# TO DO
Compute how many lines below contain the word "JSON" and respond with that number only.

+-------+

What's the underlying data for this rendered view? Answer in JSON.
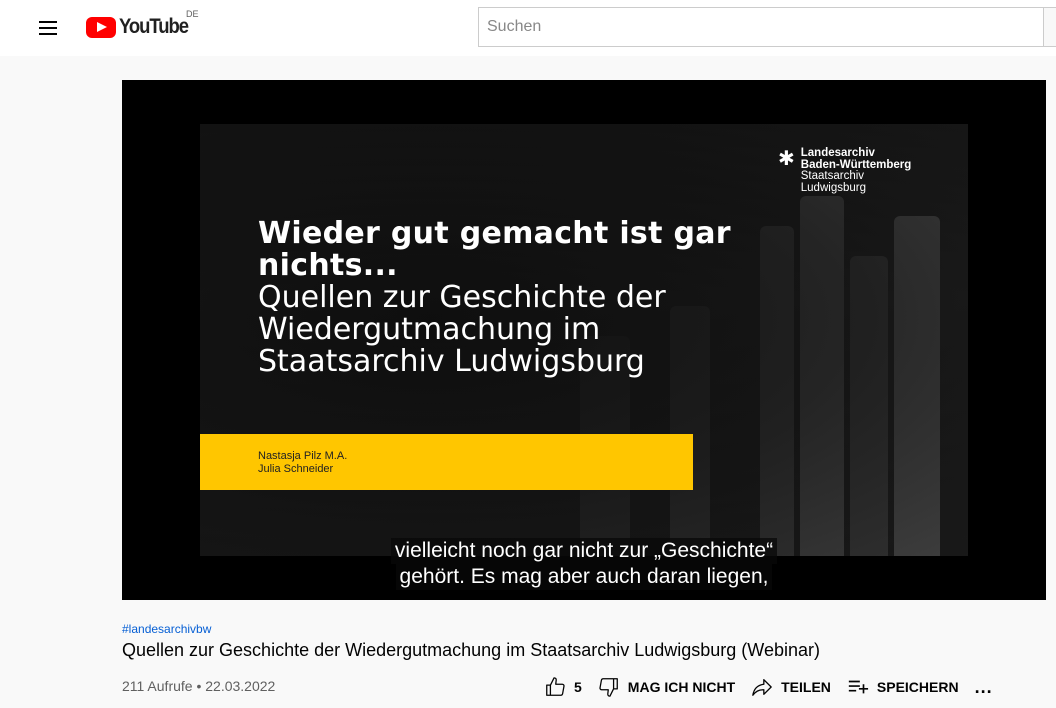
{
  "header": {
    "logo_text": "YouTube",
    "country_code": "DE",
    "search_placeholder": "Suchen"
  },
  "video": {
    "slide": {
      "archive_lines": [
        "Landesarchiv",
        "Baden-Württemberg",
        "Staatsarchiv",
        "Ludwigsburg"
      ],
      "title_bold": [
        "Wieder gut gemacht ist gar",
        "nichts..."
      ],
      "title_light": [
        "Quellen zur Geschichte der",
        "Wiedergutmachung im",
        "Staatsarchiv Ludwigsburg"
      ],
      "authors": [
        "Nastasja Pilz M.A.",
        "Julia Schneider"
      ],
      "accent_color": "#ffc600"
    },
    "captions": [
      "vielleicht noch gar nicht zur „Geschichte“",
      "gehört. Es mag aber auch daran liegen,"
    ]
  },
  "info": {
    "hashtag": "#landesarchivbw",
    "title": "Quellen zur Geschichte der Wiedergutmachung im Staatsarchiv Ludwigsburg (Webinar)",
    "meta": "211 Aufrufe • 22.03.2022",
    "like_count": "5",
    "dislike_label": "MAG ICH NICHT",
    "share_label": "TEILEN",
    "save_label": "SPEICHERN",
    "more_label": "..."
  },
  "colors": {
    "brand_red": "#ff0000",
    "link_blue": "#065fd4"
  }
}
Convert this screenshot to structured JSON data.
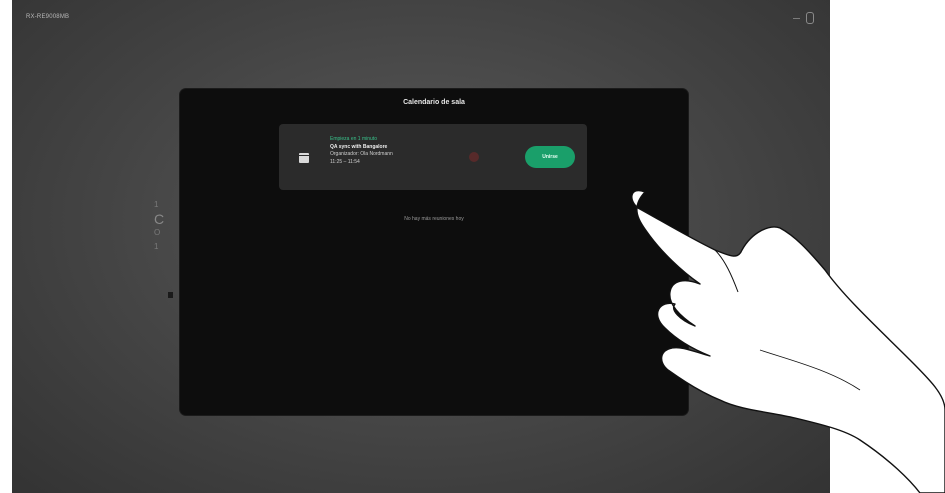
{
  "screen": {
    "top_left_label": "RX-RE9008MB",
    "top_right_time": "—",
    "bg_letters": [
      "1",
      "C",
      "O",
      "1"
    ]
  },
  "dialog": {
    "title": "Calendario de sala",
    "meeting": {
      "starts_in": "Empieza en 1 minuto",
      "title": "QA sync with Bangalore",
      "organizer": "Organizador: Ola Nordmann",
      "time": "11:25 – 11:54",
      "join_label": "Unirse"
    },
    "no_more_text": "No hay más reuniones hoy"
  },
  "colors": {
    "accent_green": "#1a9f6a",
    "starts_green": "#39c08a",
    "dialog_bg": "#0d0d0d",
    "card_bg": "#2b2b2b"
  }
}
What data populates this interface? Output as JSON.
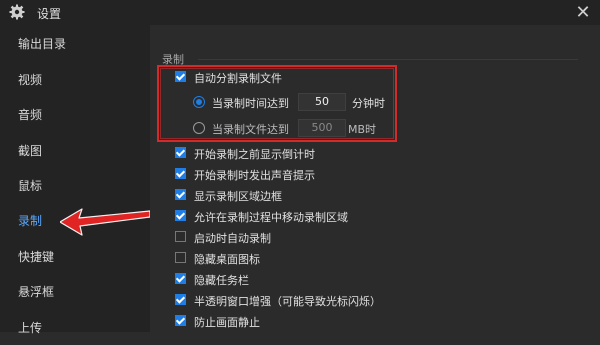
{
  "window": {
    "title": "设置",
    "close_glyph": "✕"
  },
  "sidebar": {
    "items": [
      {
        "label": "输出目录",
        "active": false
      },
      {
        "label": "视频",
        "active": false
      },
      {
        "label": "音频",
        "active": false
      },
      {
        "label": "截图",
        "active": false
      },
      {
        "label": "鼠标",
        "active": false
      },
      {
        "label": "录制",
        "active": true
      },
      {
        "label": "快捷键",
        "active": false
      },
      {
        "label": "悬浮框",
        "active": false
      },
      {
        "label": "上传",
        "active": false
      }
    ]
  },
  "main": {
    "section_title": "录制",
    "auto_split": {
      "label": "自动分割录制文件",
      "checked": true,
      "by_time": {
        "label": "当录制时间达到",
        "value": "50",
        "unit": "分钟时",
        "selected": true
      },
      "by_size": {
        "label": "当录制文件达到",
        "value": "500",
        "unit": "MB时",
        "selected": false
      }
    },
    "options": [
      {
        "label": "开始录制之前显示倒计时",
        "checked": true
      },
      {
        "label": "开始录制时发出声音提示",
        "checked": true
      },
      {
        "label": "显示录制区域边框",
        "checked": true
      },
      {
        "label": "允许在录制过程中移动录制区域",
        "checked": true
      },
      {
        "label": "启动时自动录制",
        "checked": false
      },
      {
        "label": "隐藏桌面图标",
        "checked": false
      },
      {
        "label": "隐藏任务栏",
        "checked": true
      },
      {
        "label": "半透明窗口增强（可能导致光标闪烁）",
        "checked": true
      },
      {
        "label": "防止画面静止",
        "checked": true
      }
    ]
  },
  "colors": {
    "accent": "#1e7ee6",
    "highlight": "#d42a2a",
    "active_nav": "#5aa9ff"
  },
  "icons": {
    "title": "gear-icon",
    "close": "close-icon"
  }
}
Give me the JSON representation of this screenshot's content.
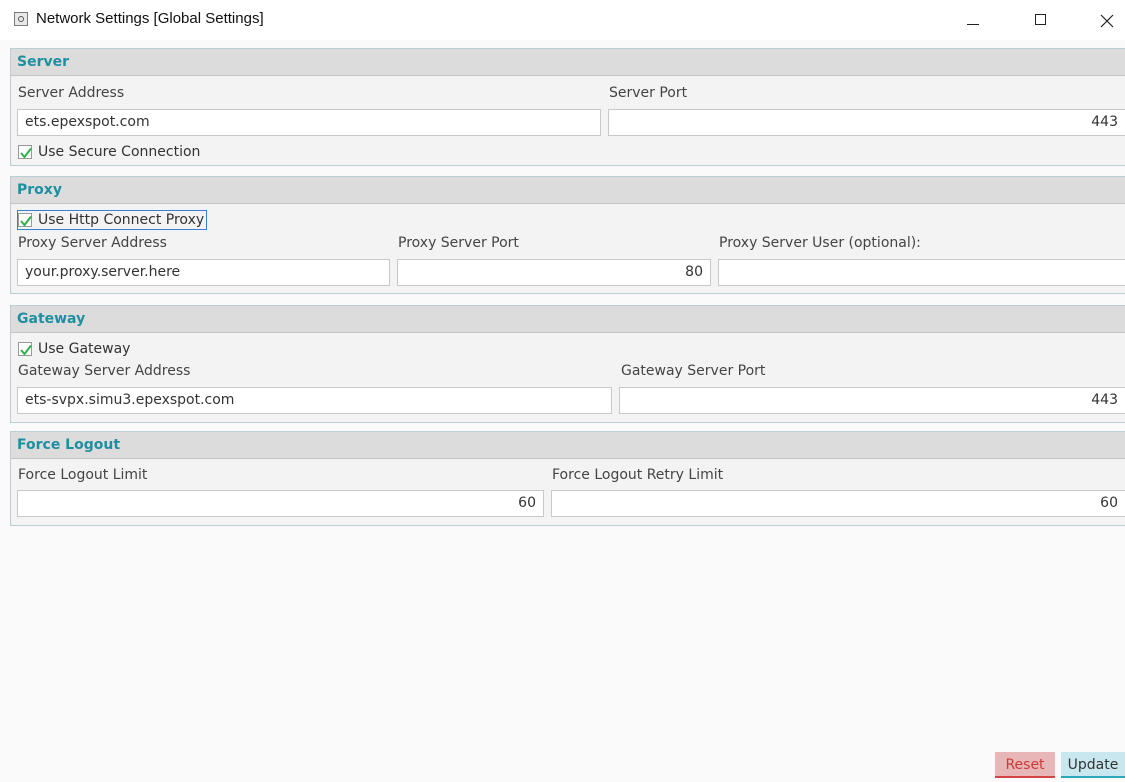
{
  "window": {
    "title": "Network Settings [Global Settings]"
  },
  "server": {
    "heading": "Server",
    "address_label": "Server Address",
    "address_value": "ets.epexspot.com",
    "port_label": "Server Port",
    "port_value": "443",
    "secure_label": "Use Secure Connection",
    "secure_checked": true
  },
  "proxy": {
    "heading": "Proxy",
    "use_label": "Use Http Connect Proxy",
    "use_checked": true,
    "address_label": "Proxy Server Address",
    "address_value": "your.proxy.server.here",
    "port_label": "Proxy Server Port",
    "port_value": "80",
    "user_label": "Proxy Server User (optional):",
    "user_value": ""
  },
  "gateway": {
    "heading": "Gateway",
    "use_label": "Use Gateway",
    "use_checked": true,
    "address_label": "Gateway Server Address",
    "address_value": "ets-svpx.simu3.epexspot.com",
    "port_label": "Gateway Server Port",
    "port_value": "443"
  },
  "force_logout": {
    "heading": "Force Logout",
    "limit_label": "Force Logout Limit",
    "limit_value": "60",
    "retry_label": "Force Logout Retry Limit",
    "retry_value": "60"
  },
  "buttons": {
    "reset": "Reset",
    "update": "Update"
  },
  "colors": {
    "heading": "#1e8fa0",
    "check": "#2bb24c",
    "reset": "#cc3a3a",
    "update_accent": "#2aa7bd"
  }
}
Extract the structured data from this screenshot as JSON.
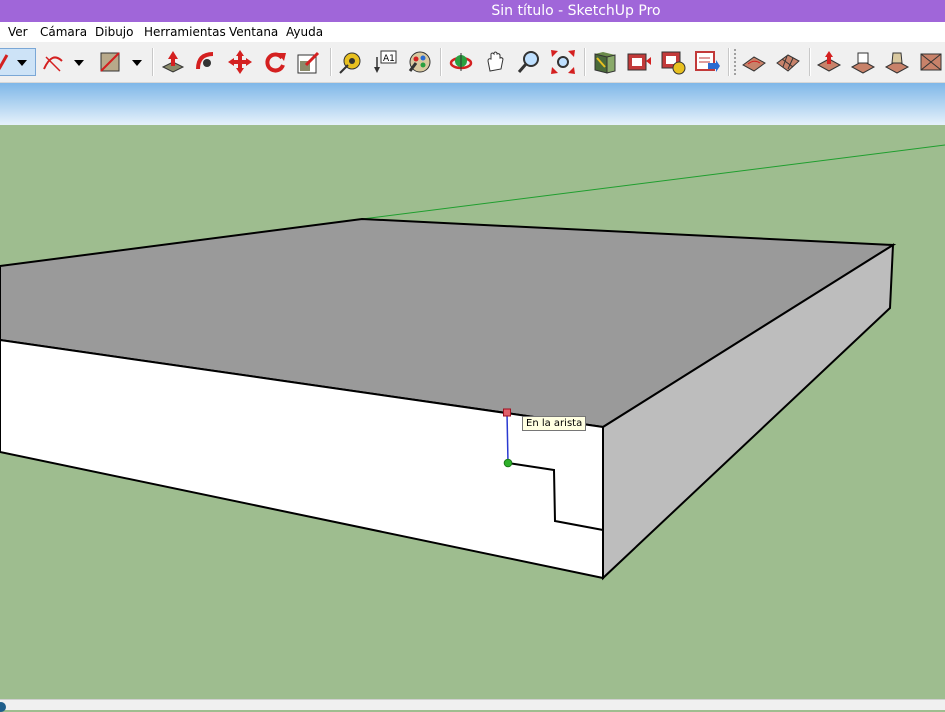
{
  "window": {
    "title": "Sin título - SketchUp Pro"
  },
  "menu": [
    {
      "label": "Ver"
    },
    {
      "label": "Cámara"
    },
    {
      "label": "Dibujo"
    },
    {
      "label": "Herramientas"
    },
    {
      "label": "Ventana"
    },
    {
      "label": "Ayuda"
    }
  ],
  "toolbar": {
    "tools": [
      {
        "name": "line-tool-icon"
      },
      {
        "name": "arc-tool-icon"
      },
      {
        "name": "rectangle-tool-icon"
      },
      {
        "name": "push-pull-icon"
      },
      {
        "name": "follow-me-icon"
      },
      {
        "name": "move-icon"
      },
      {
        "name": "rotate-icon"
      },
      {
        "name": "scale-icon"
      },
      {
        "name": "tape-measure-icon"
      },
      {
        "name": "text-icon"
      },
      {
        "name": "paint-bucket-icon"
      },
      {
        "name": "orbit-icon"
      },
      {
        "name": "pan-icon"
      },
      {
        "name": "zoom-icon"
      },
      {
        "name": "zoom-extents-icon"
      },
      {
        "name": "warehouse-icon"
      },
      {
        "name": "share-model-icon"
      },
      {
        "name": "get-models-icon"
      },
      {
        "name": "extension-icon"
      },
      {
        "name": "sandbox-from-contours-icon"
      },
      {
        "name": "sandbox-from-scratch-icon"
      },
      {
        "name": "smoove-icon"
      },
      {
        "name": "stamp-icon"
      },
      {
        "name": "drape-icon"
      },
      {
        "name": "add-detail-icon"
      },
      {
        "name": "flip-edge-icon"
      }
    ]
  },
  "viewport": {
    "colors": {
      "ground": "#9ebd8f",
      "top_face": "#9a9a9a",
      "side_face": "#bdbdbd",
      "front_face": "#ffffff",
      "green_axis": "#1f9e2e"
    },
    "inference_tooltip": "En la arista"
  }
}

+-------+

# OUTPUT BELOW
5